Booker added that the retroactive changes to individuals still serving is a "necessary step in correcting this unjust system."

"States have so far led the way in reforming our criminal justice system and it’s about time the federal government catches up and begins to assert leadership," he said. 

The bill would take any funds not given to penalized states to help create a "Community Reinvestment Fund" that would go to "communities most affected by the war on drugs" for job training, youth programs and community centers.

Booker's legislation would also be retroactive and require federal courts to expunge previous marijuana-related convictions. Individuals still in jail could petition to get their sentence shortened to comply with Booker's bill.

Booker's bill is unlikely to be passed through Congress. A similar 2015 bill from Sen. Bernie SandersBernard (Bernie) SandersTrump has declared war on our climate — we won’t let him win Stock slide bites boastful Trump, but rising wages great for GOP Millions should march on DC to defeat Trump Republicans MORE (I-Vt.) gained no cosponsors and stalled in the Judiciary Committee.
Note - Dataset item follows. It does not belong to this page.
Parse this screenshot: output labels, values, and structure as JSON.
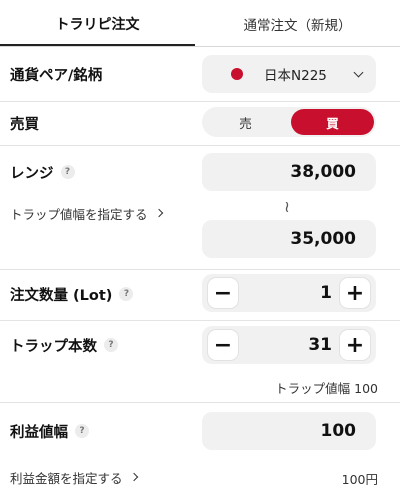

The Trump administration is signaling it will take a tough line on marijuana.

Attorney General Jeff SessionsJefferson (Jeff) Beauregard SessionsDems pick up deep-red legislative seat in Missouri Grassley to Sessions: Policy for employees does not comply with the law New immigration policy leaves asylum seekers in the lurch MORE wrote to lawmakers earlier this year asking them not to block the Department of Justice from using funds to enforce federal marijuana laws.

Updated: 1:57 p.m.